§ TASK REQUIREMENTS:
Please count the lines in the data below that mention the word "author", then give only the total.

++++++++++++++++++++

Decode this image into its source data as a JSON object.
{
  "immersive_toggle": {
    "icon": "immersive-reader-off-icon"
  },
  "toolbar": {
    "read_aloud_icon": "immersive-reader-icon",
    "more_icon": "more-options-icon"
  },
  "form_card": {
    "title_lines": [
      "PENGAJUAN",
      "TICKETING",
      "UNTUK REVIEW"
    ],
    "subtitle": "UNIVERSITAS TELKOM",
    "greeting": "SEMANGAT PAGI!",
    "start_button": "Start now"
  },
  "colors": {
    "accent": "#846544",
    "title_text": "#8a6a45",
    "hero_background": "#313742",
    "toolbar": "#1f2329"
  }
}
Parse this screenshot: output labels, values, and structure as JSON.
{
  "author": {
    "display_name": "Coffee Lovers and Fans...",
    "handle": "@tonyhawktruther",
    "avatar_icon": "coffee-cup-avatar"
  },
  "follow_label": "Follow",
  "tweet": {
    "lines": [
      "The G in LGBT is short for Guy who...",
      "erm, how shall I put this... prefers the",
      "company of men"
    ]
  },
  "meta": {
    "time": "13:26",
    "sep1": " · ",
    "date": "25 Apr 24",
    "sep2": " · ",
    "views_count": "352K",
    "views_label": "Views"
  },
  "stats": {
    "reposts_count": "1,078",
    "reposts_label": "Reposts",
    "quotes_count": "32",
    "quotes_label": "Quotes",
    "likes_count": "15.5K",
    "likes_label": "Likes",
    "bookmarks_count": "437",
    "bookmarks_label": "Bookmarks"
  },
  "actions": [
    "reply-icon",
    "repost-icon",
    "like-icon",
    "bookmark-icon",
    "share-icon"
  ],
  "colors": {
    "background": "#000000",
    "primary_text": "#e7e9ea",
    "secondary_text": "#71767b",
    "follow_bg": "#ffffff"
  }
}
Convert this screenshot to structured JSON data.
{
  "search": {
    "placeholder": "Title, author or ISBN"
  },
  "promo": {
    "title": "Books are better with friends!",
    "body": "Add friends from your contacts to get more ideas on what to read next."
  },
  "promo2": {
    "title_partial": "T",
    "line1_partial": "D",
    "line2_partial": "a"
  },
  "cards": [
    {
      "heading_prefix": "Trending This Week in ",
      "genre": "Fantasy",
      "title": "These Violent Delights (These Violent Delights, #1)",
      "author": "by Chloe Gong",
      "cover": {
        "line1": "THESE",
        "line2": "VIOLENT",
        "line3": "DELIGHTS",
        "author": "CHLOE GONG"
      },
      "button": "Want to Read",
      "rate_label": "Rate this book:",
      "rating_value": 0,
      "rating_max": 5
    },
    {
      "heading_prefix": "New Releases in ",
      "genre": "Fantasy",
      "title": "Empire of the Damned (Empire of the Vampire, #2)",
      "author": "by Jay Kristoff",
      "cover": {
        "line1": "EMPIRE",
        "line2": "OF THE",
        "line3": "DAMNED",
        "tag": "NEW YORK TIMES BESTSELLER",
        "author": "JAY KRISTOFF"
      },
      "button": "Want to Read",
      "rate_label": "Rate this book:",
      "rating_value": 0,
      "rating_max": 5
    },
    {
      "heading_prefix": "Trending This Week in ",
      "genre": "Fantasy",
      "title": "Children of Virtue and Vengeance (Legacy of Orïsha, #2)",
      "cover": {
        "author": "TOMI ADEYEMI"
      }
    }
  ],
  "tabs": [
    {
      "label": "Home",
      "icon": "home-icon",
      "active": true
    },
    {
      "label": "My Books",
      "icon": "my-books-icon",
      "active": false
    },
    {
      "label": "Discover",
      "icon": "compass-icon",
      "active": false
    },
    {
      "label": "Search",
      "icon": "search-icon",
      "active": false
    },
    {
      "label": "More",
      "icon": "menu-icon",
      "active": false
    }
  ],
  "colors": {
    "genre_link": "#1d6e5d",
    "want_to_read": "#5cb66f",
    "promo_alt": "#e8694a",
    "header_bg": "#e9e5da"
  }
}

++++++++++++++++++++

§ TASK ANSWER:
7